The first wave of migration began with the first foragers to use rafts or simple dugout canoes to leave Peilaš. The first crossing was from the Lotokan coast to the nearest islands of Sumarušuxi; this crossing might date to as early as -40000 YP, though it could be later (as late as -20000, perhaps). The crossings were fairly haphazard, but eventually these people spread over the entire island chain to reach Tuysáfa (by ca. -15000), which they populated. Some scholars have suggested that this was not a single, one-time migration, but rather a gradual trickle of people across the island arc. In any case, members of this population also crossed from Tuysáfa to Zeluzhia, populating that continent as well (possibly as early as -14000).

In Tuysáfa, the languages that are identified as Primundic are mostly isolates or small families that cannot be linked to any of the Mediundic language stocks. Most of them are fairly marginal geographically, and they are especially found in the far east of the continent. In contrast to this, however, almost all important language families in Zeluzhia are thought to belong to the Primundic phylum.

Second wave

The people of the second wave of migration probably descend from a hunting-fishing culture that developed in the coastal regions around Lotoka and Sumarušuxi starting around -15000 to -10000 YP. (This culture may have survived in Sumarušuxi as late as -1500 YP-- that is, until the beginning of the Isles migration.) Something in their subsistence patterns (possibly improved fishing techniques, possibly early small-scale cultivation of food plants, or maybe just the sheer richness of their natural environment) brought this group to unprecedented population densities, especially in eastern Sumarušuxi; this allowed them to expand along coastal areas to Tuysáfa, either absorbing or replacing most of the Primundic groups they encountered. (They may have expanded in Peilaš as well; perhaps some of the east-coast groups there are descended from them.) It's thought that these groups began arriving in Tuysáfa ca -8000 to -7500 and reached the east coast ca -7000 to -6000.

The languages that are identified as Mediundic form a few large stocks or families which dominate most of mainland Tuysáfa.

Third wave

The third wave of migration apparently originated with the Canoe Culture of northeastern Peilaš, a shoreline fishing culture that invented large canoes capable of reliable short-distance ocean travel (around -6000 YP). This culture expanded along all the coastlines available to it, including the island chain to Tuysáfa (which it reached between about -4000 and -3000). Along with the canoe itself, the Canoe Culture introduced new sailing expertise to western Tuysáfa, as well as fishing and trading culture. (It may also be responsible for the adoption of small-scale garden agriculture, though the beginnings of this might actually go back to the second wave expansion.) In any case, this culture expanded rapidly along the coasts of western Tuysáfa, but hardly touched the interior.

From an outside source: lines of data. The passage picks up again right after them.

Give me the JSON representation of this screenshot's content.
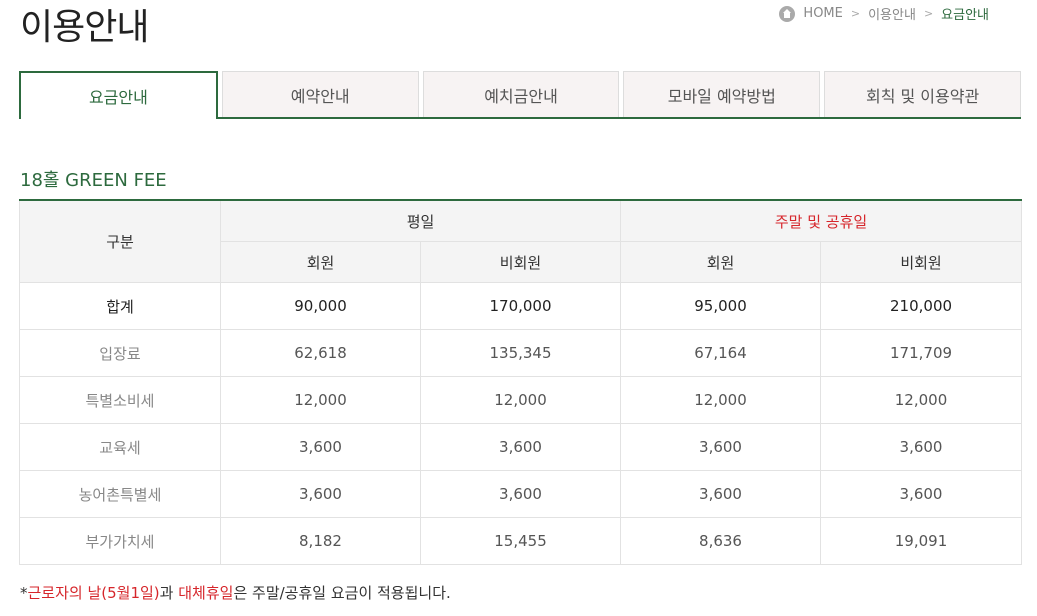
{
  "page": {
    "title": "이용안내"
  },
  "breadcrumb": {
    "home": "HOME",
    "items": [
      "이용안내",
      "요금안내"
    ],
    "separator": ">"
  },
  "tabs": [
    "요금안내",
    "예약안내",
    "예치금안내",
    "모바일 예약방법",
    "회칙 및 이용약관"
  ],
  "section": {
    "title": "18홀 GREEN FEE"
  },
  "table": {
    "header": {
      "category": "구분",
      "weekday": "평일",
      "weekend": "주말 및 공휴일",
      "member": "회원",
      "non_member": "비회원"
    },
    "rows": [
      {
        "label": "합계",
        "values": [
          "90,000",
          "170,000",
          "95,000",
          "210,000"
        ]
      },
      {
        "label": "입장료",
        "values": [
          "62,618",
          "135,345",
          "67,164",
          "171,709"
        ]
      },
      {
        "label": "특별소비세",
        "values": [
          "12,000",
          "12,000",
          "12,000",
          "12,000"
        ]
      },
      {
        "label": "교육세",
        "values": [
          "3,600",
          "3,600",
          "3,600",
          "3,600"
        ]
      },
      {
        "label": "농어촌특별세",
        "values": [
          "3,600",
          "3,600",
          "3,600",
          "3,600"
        ]
      },
      {
        "label": "부가가치세",
        "values": [
          "8,182",
          "15,455",
          "8,636",
          "19,091"
        ]
      }
    ]
  },
  "note": {
    "asterisk": "*",
    "labor_day": "근로자의 날(5월1일)",
    "and": "과 ",
    "substitute_holiday": "대체휴일",
    "rest": "은 주말/공휴일 요금이 적용됩니다."
  },
  "colors": {
    "accent": "#2d6a3e",
    "highlight": "#d6262b"
  }
}
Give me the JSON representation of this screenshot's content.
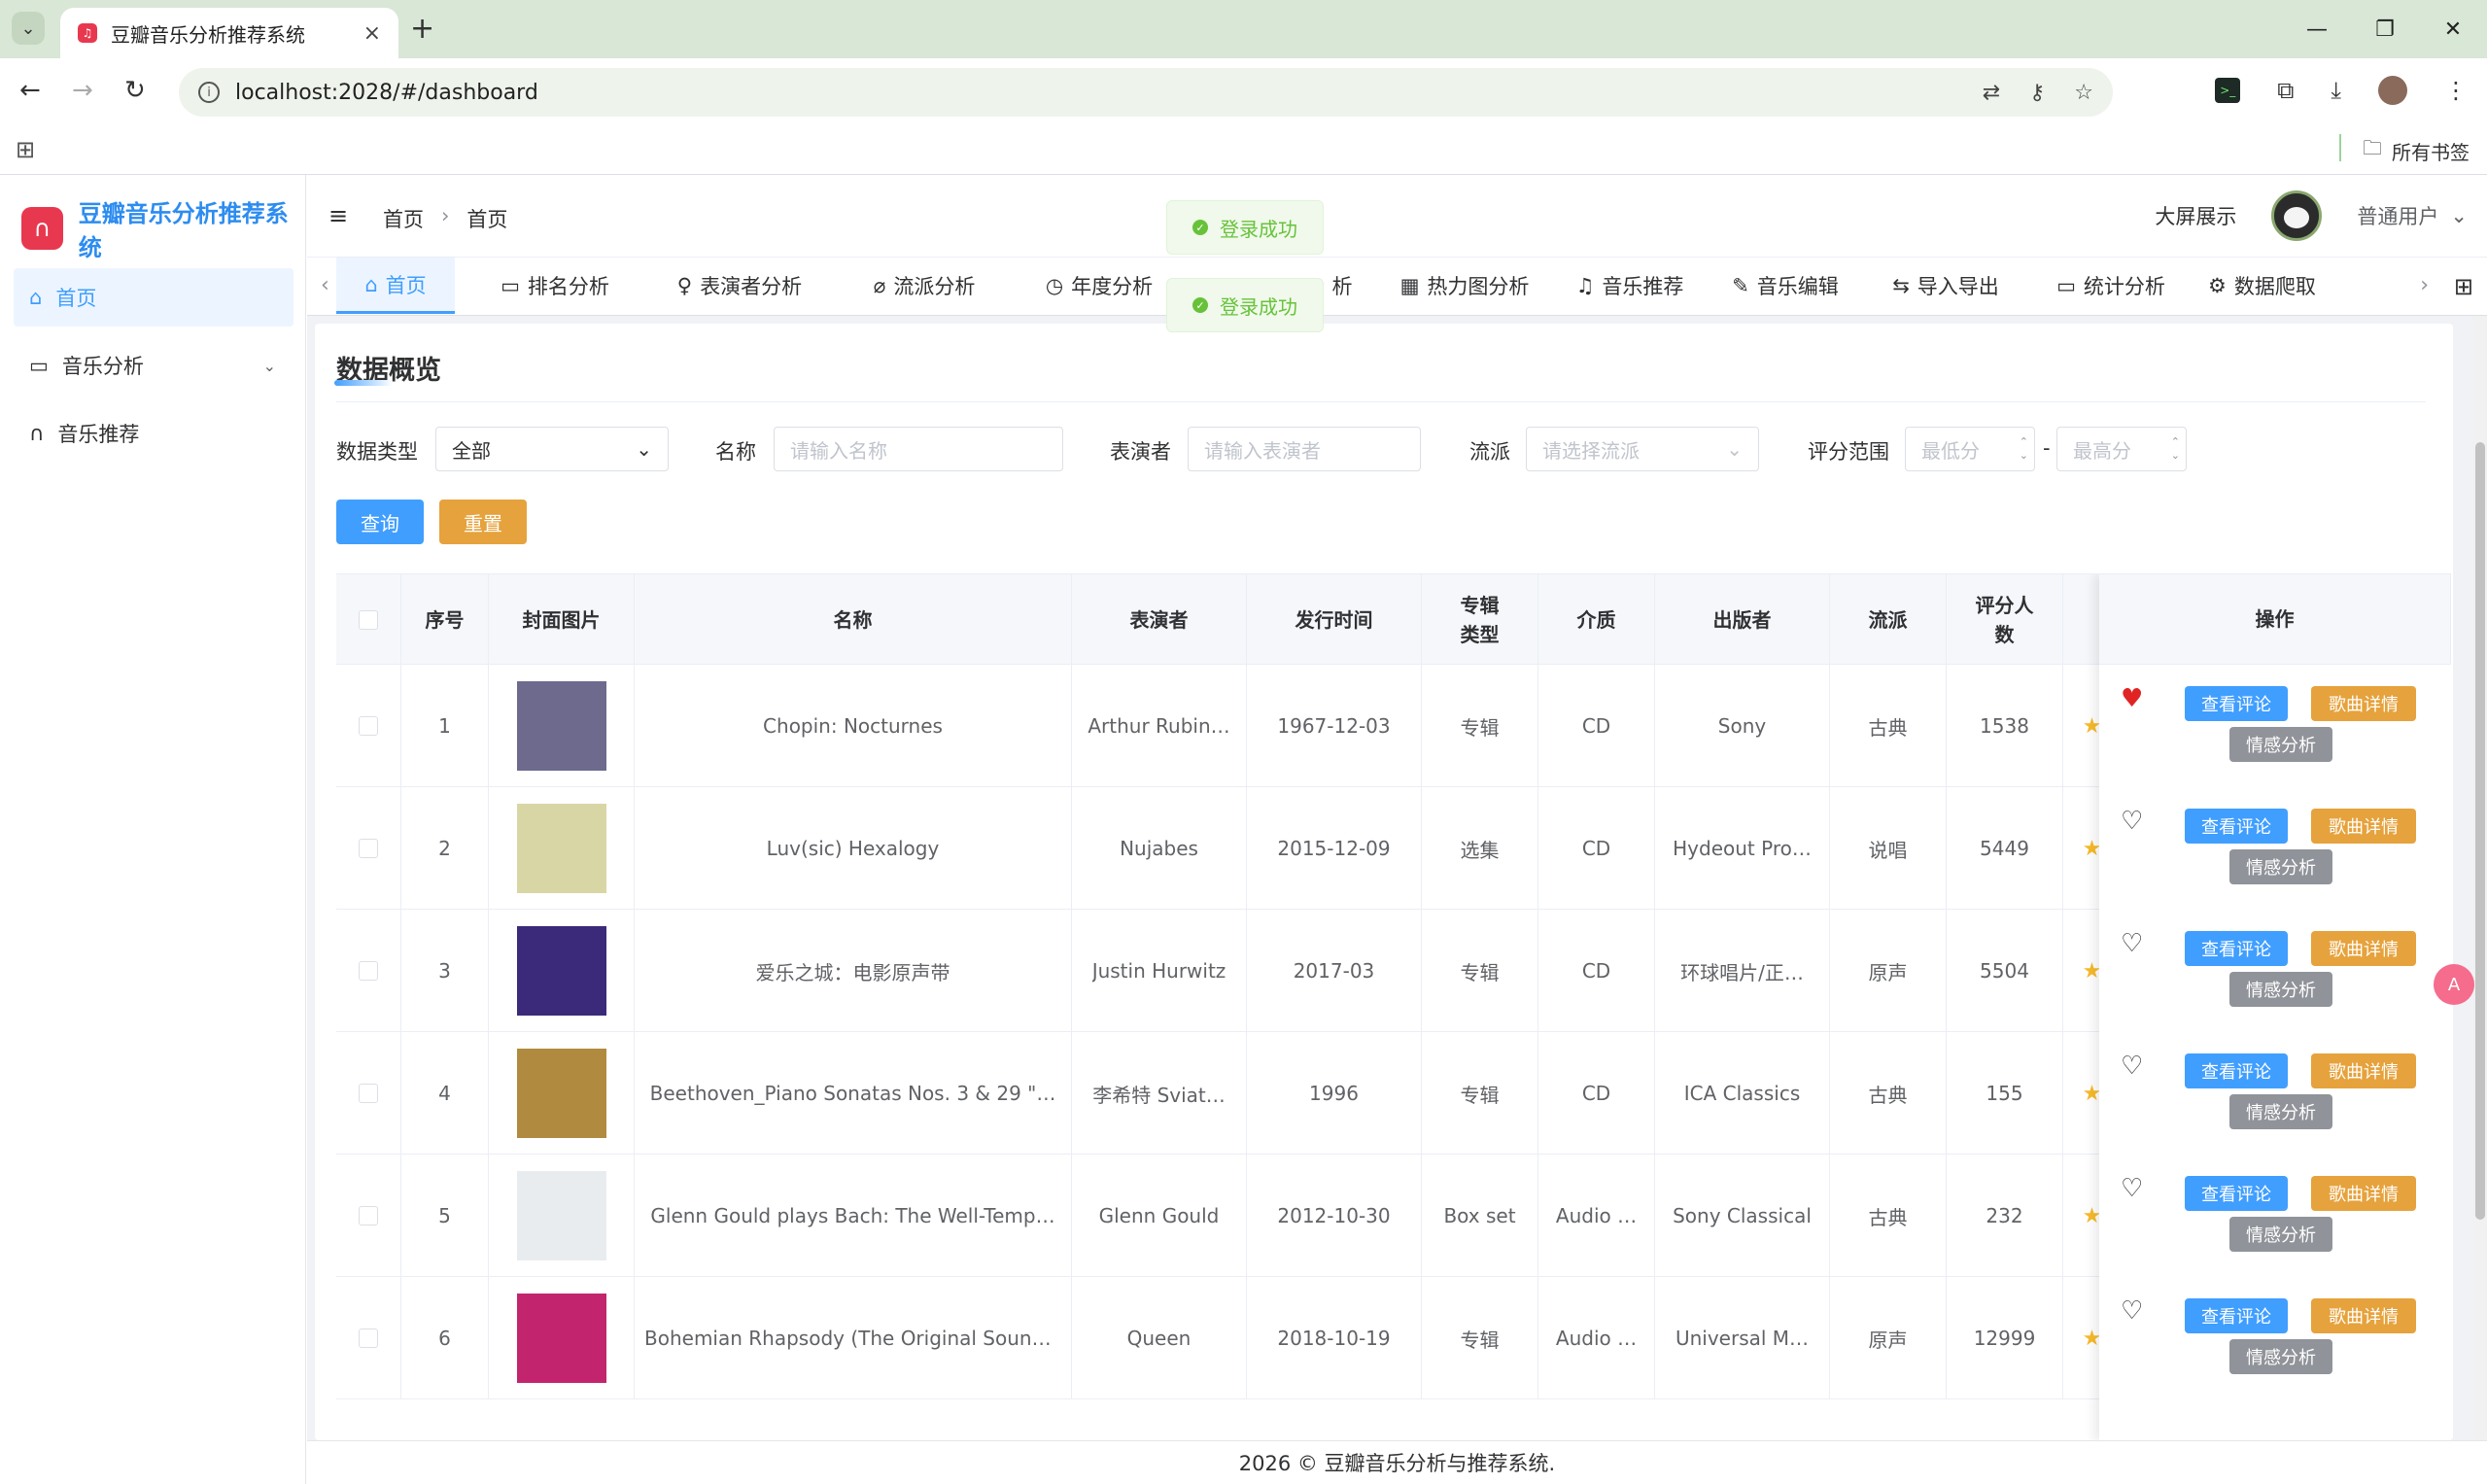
{
  "browser": {
    "tab_title": "豆瓣音乐分析推荐系统",
    "url": "localhost:2028/#/dashboard",
    "bookmarks_all": "所有书签"
  },
  "app": {
    "logo_text": "豆瓣音乐分析推荐系统",
    "sidebar": [
      {
        "label": "首页",
        "icon": "home-icon",
        "active": true
      },
      {
        "label": "音乐分析",
        "icon": "chart-icon",
        "has_submenu": true
      },
      {
        "label": "音乐推荐",
        "icon": "headphones-icon"
      }
    ],
    "breadcrumb": [
      "首页",
      "首页"
    ],
    "header_right": {
      "big_screen": "大屏展示",
      "user": "普通用户"
    },
    "tags": [
      {
        "label": "首页",
        "icon": "⌂",
        "active": true
      },
      {
        "label": "排名分析",
        "icon": "▭"
      },
      {
        "label": "表演者分析",
        "icon": "♀"
      },
      {
        "label": "流派分析",
        "icon": "⌀"
      },
      {
        "label": "年度分析",
        "icon": "◷"
      },
      {
        "label": "析",
        "icon": ""
      },
      {
        "label": "热力图分析",
        "icon": "▦"
      },
      {
        "label": "音乐推荐",
        "icon": "♫"
      },
      {
        "label": "音乐编辑",
        "icon": "✎"
      },
      {
        "label": "导入导出",
        "icon": "⇆"
      },
      {
        "label": "统计分析",
        "icon": "▭"
      },
      {
        "label": "数据爬取",
        "icon": "⚙"
      }
    ],
    "toasts": [
      "登录成功",
      "登录成功"
    ]
  },
  "card": {
    "title": "数据概览",
    "filters": {
      "type_label": "数据类型",
      "type_value": "全部",
      "name_label": "名称",
      "name_placeholder": "请输入名称",
      "performer_label": "表演者",
      "performer_placeholder": "请输入表演者",
      "genre_label": "流派",
      "genre_placeholder": "请选择流派",
      "score_label": "评分范围",
      "min_placeholder": "最低分",
      "max_placeholder": "最高分",
      "range_dash": "-"
    },
    "buttons": {
      "query": "查询",
      "reset": "重置"
    }
  },
  "table": {
    "headers": [
      "序号",
      "封面图片",
      "名称",
      "表演者",
      "发行时间",
      "专辑类型",
      "介质",
      "出版者",
      "流派",
      "评分人数",
      "操作"
    ],
    "rows": [
      {
        "idx": "1",
        "name": "Chopin: Nocturnes",
        "performer": "Arthur Rubin…",
        "date": "1967-12-03",
        "album_type": "专辑",
        "medium": "CD",
        "publisher": "Sony",
        "genre": "古典",
        "raters": "1538",
        "liked": true,
        "cover_color": "#6d6a8e"
      },
      {
        "idx": "2",
        "name": "Luv(sic) Hexalogy",
        "performer": "Nujabes",
        "date": "2015-12-09",
        "album_type": "选集",
        "medium": "CD",
        "publisher": "Hydeout Pro…",
        "genre": "说唱",
        "raters": "5449",
        "liked": false,
        "cover_color": "#d9d6a6"
      },
      {
        "idx": "3",
        "name": "爱乐之城：电影原声带",
        "performer": "Justin Hurwitz",
        "date": "2017-03",
        "album_type": "专辑",
        "medium": "CD",
        "publisher": "环球唱片/正…",
        "genre": "原声",
        "raters": "5504",
        "liked": false,
        "cover_color": "#3b2a7a"
      },
      {
        "idx": "4",
        "name": "Beethoven_Piano Sonatas Nos. 3 & 29 \"…",
        "performer": "李希特 Sviat…",
        "date": "1996",
        "album_type": "专辑",
        "medium": "CD",
        "publisher": "ICA Classics",
        "genre": "古典",
        "raters": "155",
        "liked": false,
        "cover_color": "#b08a3e"
      },
      {
        "idx": "5",
        "name": "Glenn Gould plays Bach: The Well-Temp…",
        "performer": "Glenn Gould",
        "date": "2012-10-30",
        "album_type": "Box set",
        "medium": "Audio …",
        "publisher": "Sony Classical",
        "genre": "古典",
        "raters": "232",
        "liked": false,
        "cover_color": "#e9ecef"
      },
      {
        "idx": "6",
        "name": "Bohemian Rhapsody (The Original Sound…",
        "performer": "Queen",
        "date": "2018-10-19",
        "album_type": "专辑",
        "medium": "Audio …",
        "publisher": "Universal M…",
        "genre": "原声",
        "raters": "12999",
        "liked": false,
        "cover_color": "#c2256d"
      }
    ],
    "ops": {
      "comments": "查看评论",
      "details": "歌曲详情",
      "sentiment": "情感分析"
    }
  },
  "footer": "2026 © 豆瓣音乐分析与推荐系统."
}
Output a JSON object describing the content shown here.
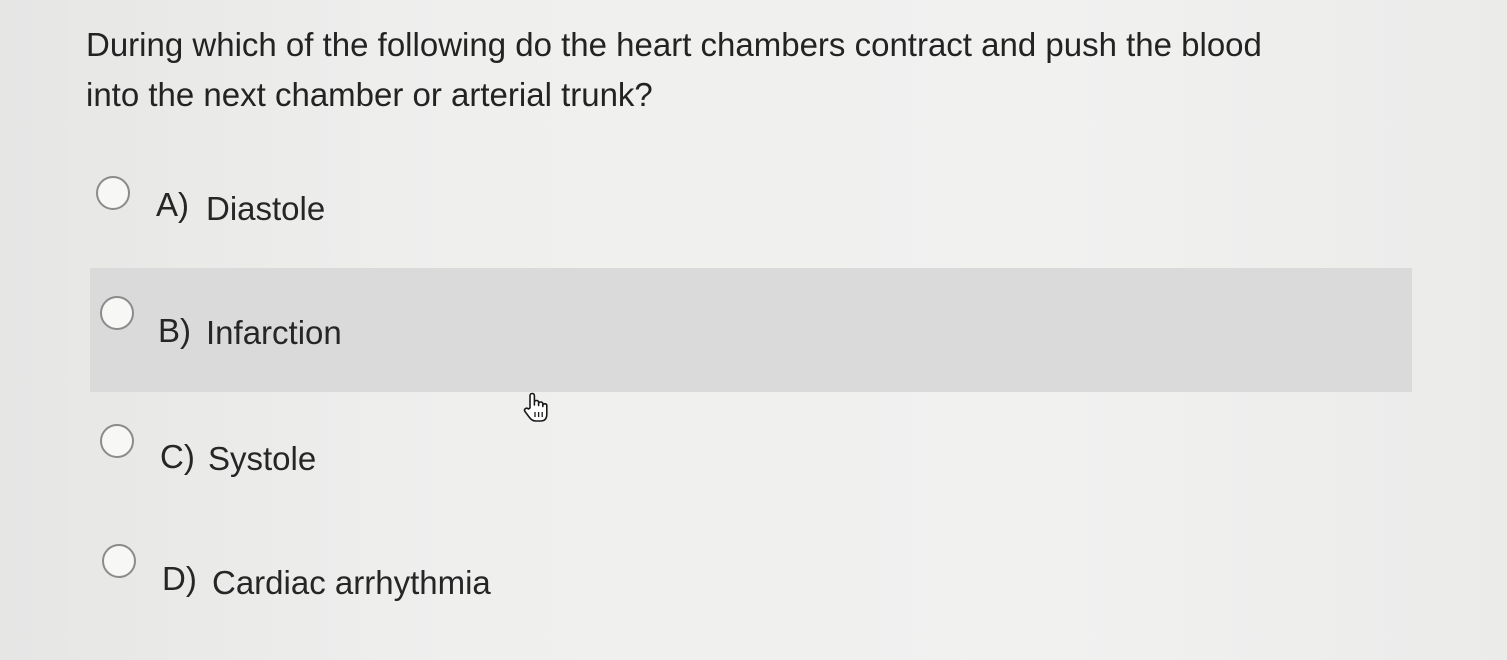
{
  "question": {
    "text_line1": "During which of the following do the heart chambers contract and push the blood",
    "text_line2": "into the next chamber or arterial trunk?"
  },
  "options": [
    {
      "letter": "A)",
      "label": "Diastole",
      "selected": false,
      "hovered": false
    },
    {
      "letter": "B)",
      "label": "Infarction",
      "selected": false,
      "hovered": true
    },
    {
      "letter": "C)",
      "label": "Systole",
      "selected": false,
      "hovered": false
    },
    {
      "letter": "D)",
      "label": "Cardiac arrhythmia",
      "selected": false,
      "hovered": false
    }
  ],
  "cursor": {
    "icon": "hand-pointer-icon"
  },
  "colors": {
    "hover_row": "#dadada",
    "background": "#efefee",
    "radio_border": "#8b8b8b"
  }
}
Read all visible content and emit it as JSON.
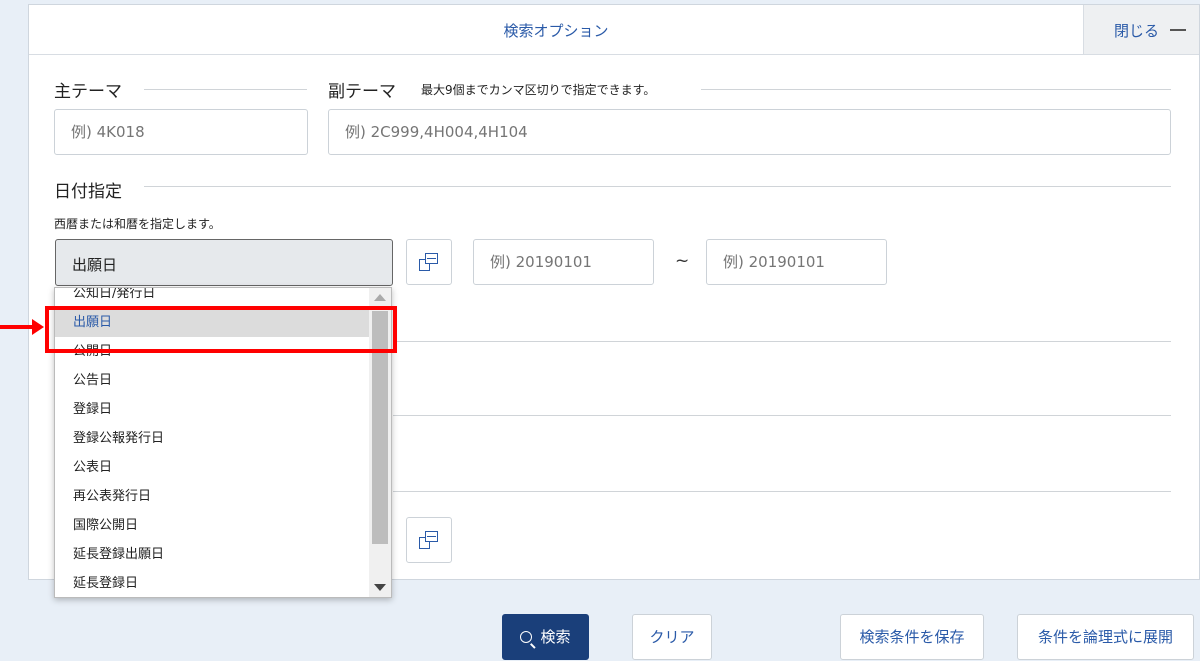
{
  "panel": {
    "title": "検索オプション",
    "close_label": "閉じる"
  },
  "main_theme": {
    "label": "主テーマ",
    "placeholder": "例) 4K018"
  },
  "sub_theme": {
    "label": "副テーマ",
    "hint": "最大9個までカンマ区切りで指定できます。",
    "placeholder": "例) 2C999,4H004,4H104"
  },
  "date": {
    "label": "日付指定",
    "hint": "西暦または和暦を指定します。",
    "selected": "出願日",
    "from_placeholder": "例) 20190101",
    "separator": "~",
    "to_placeholder": "例) 20190101"
  },
  "dropdown_options": [
    "公知日/発行日",
    "出願日",
    "公開日",
    "公告日",
    "登録日",
    "登録公報発行日",
    "公表日",
    "再公表発行日",
    "国際公開日",
    "延長登録出願日",
    "延長登録日"
  ],
  "buttons": {
    "search": "検索",
    "clear": "クリア",
    "save": "検索条件を保存",
    "expand": "条件を論理式に展開"
  },
  "colors": {
    "accent": "#2a5aa8",
    "primary_button": "#1a3f7a",
    "highlight": "#ff0000"
  }
}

The Ultimundic languages are theorized to be descended from the language of migrating Canoe Culture people. Given the relatively shallow time depth (compared to the Primundic and Mediundic groups), they should form a single stock and remain demonstrably related to one another. However, too little is yet known of the languages of western Tuysáfa to identify with certainty the languages that belong to the postulated Ultimundic group. It is widely believed that the Isles languages are part of the Ultimundic stock; however, a competing theory holds that they descend from native Tuysáfan peoples who adopted the Canoe Culture's sailing and fishing technology, and expanded considerably about -3000 YP (the Tuysáfa Fishing Culture). This theory would restrict the Ultimundic group to the northwest coasts, and make the Isles family and its relatives one of the Mediundic stocks. Yet another theory suggests that the spread of the Canoe Culture to Tuysáfa is a case of technological diffusion rather than migration, and the proposed Ultimundic stock is a chimera.